The court now has ordered that Plai Khai Nui, a wild elephant that has been living in a community area in Nakhon Si Thammarat Province in southern Thailand for two years, be moved out of the area by August 22.
However, the officials later requested permission to extend the deadline in order to look after the elephant’s health and locate him a suitable new home.
This could be a long-term case study on how to deal with conflict between humans and wild elephants in Thailand.
According to the order of the Nakhon Si Thammarat Administrative Court, Plai Khai Nui is controlled by National Park Department officials by blocking off a restricted area on the edge of the forest behind the Klong Lai Watershed Management Unit’s office since being arrested on August 12 in the Mueng Kao forest, Na Reng Subdistrict, Nop Phitam District.
It took authorities several hours to capture Plai Khai Nui and bring him under control so that he could be released in the wild in other regions.
The plaintiffs in this case are 104 people who are suing the Director-General of the Department of National Parks, Wildlife, and Plant Conservation, requesting that the court order the Department to relocate this wild elephant to a more appropriate region after it destroyed crops and property in the community.
During this time, park officials from Khlong Klai Watershed Management Unit, Khao Nan National Park, and Krung Ching Waterfall National Park set up a team to watch over Plai Khai Nui 24 hours a day. Mahout Aod or Wiroj Supradit, a local mahout assigned by the Department of National Parks, is also helping to care for the elephants. When compared to other wild elephants, Plai Khai Nui acts in strange and violent ways.
Officials ask villagers to bring food for the elephants. To change what Plai Khai Nui eats, they ask people to bring food from the forest, like wild bananas. They haven’t given him permission to eat homegrown fruit or durians.
Veterinarians are also there to check on the health of this wild elephant. They found that he had a cut around his trunk, many sores on his skin, and needed to be isolated until his health problems improved before he could go back into the wild.

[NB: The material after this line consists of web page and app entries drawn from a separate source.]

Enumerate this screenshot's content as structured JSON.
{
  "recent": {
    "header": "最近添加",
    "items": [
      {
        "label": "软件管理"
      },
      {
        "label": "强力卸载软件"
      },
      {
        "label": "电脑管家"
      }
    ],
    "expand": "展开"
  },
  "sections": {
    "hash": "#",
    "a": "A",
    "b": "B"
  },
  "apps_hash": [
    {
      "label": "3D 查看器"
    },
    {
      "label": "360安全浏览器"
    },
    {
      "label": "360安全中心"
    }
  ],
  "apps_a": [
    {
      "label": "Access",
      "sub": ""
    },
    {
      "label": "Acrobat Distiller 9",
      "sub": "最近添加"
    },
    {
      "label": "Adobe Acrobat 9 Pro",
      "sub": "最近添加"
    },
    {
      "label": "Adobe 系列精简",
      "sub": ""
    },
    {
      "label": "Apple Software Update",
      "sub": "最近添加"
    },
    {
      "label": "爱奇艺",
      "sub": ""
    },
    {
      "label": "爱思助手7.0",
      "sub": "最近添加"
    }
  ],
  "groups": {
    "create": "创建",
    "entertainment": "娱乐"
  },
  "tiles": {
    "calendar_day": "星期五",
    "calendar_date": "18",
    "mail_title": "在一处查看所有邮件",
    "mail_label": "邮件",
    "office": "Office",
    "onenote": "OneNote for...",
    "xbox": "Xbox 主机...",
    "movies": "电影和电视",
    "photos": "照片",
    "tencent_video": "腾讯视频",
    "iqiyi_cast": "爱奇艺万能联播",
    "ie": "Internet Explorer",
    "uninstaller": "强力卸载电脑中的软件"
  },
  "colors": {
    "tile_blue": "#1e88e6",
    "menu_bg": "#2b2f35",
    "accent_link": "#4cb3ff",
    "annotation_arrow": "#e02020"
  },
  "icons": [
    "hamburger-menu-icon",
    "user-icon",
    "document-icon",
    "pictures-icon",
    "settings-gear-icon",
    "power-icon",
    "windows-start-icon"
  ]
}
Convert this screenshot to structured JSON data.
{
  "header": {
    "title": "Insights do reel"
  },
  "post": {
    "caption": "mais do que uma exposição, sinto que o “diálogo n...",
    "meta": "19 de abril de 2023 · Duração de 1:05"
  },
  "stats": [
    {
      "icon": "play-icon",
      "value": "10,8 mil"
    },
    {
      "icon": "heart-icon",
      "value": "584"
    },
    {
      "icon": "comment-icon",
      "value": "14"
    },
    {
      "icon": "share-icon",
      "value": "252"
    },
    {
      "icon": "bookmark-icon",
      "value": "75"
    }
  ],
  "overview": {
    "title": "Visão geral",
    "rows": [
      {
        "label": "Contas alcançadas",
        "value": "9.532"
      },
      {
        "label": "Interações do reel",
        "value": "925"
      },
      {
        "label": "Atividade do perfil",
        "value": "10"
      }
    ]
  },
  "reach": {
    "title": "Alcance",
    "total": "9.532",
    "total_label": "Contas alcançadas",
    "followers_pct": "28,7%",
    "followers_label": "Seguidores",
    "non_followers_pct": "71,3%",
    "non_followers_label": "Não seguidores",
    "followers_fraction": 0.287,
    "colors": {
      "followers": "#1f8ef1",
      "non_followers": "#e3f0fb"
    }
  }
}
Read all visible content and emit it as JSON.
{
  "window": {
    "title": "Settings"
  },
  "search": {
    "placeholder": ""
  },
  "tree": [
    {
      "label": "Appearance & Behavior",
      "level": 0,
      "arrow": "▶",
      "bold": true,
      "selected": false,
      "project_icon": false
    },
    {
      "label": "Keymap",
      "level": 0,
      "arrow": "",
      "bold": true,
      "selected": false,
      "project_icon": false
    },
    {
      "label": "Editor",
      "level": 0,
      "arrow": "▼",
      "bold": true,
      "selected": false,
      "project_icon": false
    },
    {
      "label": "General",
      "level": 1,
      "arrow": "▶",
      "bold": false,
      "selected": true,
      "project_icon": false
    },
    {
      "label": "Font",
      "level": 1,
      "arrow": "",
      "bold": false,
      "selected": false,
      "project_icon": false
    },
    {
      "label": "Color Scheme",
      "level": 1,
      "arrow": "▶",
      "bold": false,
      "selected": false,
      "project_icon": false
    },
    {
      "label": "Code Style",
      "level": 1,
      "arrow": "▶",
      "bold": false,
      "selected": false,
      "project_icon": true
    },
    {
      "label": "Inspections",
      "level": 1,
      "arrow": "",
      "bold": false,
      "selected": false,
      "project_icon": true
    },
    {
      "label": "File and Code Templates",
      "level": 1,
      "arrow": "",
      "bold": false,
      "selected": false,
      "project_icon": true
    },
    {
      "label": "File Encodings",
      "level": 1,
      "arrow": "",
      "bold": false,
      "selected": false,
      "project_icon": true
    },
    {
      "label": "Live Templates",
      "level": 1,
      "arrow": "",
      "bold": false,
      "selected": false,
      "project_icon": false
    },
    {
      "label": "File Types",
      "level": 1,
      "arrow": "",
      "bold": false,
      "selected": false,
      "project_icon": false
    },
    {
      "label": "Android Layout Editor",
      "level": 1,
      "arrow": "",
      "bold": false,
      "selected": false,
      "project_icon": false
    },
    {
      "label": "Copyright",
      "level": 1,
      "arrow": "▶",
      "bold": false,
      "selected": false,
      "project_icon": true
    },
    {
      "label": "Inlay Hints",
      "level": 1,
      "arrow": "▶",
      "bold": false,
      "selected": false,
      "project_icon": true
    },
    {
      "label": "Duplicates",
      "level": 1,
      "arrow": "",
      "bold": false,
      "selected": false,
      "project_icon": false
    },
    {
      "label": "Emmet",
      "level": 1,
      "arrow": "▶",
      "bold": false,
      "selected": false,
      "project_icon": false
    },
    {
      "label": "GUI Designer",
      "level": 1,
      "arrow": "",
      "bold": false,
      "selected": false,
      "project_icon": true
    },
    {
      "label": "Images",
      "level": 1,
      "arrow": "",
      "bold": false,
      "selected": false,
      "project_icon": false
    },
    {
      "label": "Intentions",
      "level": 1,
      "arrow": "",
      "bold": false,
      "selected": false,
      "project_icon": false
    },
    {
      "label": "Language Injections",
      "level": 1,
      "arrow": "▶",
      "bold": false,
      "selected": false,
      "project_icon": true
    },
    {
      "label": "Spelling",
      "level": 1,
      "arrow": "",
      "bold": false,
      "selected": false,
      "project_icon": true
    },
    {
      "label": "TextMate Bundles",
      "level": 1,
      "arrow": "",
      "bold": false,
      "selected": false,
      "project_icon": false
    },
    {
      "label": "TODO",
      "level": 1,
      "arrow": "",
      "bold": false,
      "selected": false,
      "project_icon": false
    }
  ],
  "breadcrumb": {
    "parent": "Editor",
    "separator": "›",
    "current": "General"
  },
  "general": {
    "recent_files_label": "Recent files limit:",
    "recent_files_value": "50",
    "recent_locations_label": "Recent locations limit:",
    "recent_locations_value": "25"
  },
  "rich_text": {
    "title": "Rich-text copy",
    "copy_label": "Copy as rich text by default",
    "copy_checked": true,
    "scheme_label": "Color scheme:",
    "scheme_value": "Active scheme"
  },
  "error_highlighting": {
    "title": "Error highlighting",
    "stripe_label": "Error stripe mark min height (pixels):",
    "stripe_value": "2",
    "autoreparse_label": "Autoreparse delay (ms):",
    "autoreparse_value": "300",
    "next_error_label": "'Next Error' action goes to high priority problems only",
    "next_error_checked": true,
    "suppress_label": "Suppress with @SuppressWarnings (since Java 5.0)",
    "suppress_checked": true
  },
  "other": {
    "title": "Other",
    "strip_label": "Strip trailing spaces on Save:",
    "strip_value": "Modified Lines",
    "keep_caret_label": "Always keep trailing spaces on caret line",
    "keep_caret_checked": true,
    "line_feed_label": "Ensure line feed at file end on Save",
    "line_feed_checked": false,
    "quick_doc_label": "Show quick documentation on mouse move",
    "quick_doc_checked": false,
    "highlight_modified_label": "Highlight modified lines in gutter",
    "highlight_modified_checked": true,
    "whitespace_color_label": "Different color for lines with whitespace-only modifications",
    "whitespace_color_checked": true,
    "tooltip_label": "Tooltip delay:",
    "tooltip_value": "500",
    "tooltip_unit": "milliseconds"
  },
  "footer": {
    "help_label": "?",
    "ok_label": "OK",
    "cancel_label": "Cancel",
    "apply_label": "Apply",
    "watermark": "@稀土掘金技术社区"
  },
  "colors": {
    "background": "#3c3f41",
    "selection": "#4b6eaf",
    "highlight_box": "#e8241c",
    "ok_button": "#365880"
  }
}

Previously, a male wild elephant in Loei Province, northeastern Thailand, was shot dead in the forest of Ban Nam Phu, Si Song Rak Subdistrict, in Dan Sai District. One villager found him on August 17 and notified the authorities.
Officials from the Phu Luang Wildlife Sanctuary examined the elephant and found that him had been shot seven times, including four times in the head and once in the middle of the forehead. They thought the elephant was dead for more than a week.
People who don’t like having elephants go into their farms could be the ones responsible. But the police have not yet taken anyone into custody.
Under the Wildlife Preservation and Protection Act of 2019, “elephant” is the 127th protected animal. This law says that no one can hunt protected and saved wildlife. A person who breaks the law can go to jail for 1–10 years or pay a fine of 1,000,000 baht, or both.
Elephants going back to their old homes in places where people now live has been a sensitive topic for a long time. As the elephant is the national animal of Thailand, the government set up an Elephant Conservation and Management Committee last year to help solve the issues.